"The need to destroy Daesh (IS) ... concerns the entire international community," he told lawmakers, who burst into an emotional rendition of the La Marseillaise national anthem after his speech - only the second time in more than 150 years a French president has addressed a joint session of parliament.
On the domestic front, Hollande called for an extension of the state of emergency by three months and announced 8,500 new police and judicial jobs to help counter terrorism.
A government source told AFP that those returning from Syria could be placed under house arrest and said the presidency was considering amending the constitution to allow for tougher security measures.
With emotions running high, thousands paused in the streets of Paris for a minute's silence to remember those killed at nightspots and at the national stadium in the worst-ever attack on French soil.
Investigators identified two more extremists involved in the assault, including a Frenchman previously charged with planning a terror attack and a suicide bomber found with a Syrian passport, which has yet to be authenticated.
Russia's President Vladimir Putin, speaking at a G20 conference in Turkey, said the attacks proved the need for an international anti-terror coalition.
"I spoke about this at the United Nations... and the tragic events that followed have confirmed that we were right," he said.
US President Barack Obama, also in Turkey, said a new deal had been agreed with France to speed up intelligence-sharing.
His secretary of state, John Kerry, landed in Paris late on Monday to discuss the attacks and described IS as "psychopathic monsters".
During pre-dawn raids in the southeastern French city of Lyon, police found "an arsenal of weapons," including a rocket launcher and Kalashnikov assault rifle.
More than 100 people have been placed under house arrest, 23 arrested and 31 weapons seized, Interior Minister Bernard Cazeneuve said.
As authorities scrambled to find those responsible, the grieving French tried to return to the humdrum of daily life.
Mountains of flowers and candles have been laid at the scenes of the attacks and in front of businesses that lost loved ones.
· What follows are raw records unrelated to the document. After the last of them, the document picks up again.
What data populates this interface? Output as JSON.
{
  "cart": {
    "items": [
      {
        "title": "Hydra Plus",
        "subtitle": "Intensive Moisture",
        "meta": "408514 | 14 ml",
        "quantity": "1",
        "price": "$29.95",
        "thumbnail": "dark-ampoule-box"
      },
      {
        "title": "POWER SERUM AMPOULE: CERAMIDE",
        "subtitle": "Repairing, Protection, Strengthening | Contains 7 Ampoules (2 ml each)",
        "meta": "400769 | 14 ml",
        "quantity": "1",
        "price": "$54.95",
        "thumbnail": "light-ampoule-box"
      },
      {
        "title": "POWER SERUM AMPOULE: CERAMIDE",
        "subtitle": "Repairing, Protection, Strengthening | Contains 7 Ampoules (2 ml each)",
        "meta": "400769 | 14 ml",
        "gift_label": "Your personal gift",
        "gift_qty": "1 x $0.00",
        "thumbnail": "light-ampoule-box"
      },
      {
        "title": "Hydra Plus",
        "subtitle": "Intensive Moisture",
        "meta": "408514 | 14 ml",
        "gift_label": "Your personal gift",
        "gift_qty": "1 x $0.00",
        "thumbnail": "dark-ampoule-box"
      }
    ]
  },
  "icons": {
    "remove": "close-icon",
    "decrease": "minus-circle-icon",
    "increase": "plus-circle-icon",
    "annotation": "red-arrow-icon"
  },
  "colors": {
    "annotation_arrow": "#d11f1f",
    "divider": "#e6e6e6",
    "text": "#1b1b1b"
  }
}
"We need to understand how this barbarism can exist and why France is paying this heavy price," said David Boy, a 52-year-old advertising agency boss, his lips trembling as he lingered at one of the memorials on his way to work.
Metro trains were packed with commuters, pupils returned to schools and museums reopened, although a national state of emergency remained in place.
A social media campaign urged everyone to visit cafes and bars on Tuesday night.
In the face of "barbarism... culture is our biggest shield and our artists our best weapon," said Culture Minister Fleur Pellerin.
Prime Minister Manuel Valls steeled the nation for more bloodshed, telling RTL radio that more operations "are still being prepared, not only against France but other European countries too".
Late on Sunday, French planes bombed the stronghold of IS jihadists in northern Syria.
French jets hit an IS command post, a recruitment centre, a munitions depot and a training camp in Raqa, the jihadists' de facto Syrian capital, and more raids were reported Monday.
The manhunt continued for 26-year-old Salah Abdeslam, one of three brothers linked to the attacks.
One brother blew himself up in the Bataclan concert venue and was identified from a severed finger, while the third was arrested in Belgium but released without charge.
The brothers lived in the rundown Brussels neighbourhood of Molenbeek, which has a reputation as a hotbed of Islamic militancy and where police have made several arrests.
Abdelhamid Abaaoud, 28, a Belgian of Moroccan descent also from Molenbeek and thought to be fighting for IS in Syria, is considered a possible mastermind of the attacks.
Five of seven known attackers have been identified, but it is unclear if other gunmen fled after the carnage.
Two of the gunmen behind the bloodbath at the Bataclan, where 89 people were killed, have been identified as 29-year-old Paris native Omar Ismail Mostefai and 28-year-old Samy Amimour. Both detonated suicide bombs.
A Turkish official said its police had twice warned France about Mostefai, who was one of 10,000 people tagged by French intelligence as an extremist.
Amimour was charged in France in 2012 for "conspiracy to commit terrorism" over an attempt to travel to Yemen and was wanted on a global arrest warrant after violating the terms of his judicial supervision.
There are fears some of the assailants entered Europe as part of the huge influx of people fleeing Syria's civil war, after a Syrian passport was found near the body of one suicide bomber at the Stade de France in the name of Ahmad Al Mohammad.
The document has yet to be verified and Serbia detained a migrant on Monday whose passport contained the same data.
The attacks came less than 11 months after jihadists struck the Paris offices of satirical magazine Charlie Hebdo and a Jewish supermarket, killing 17.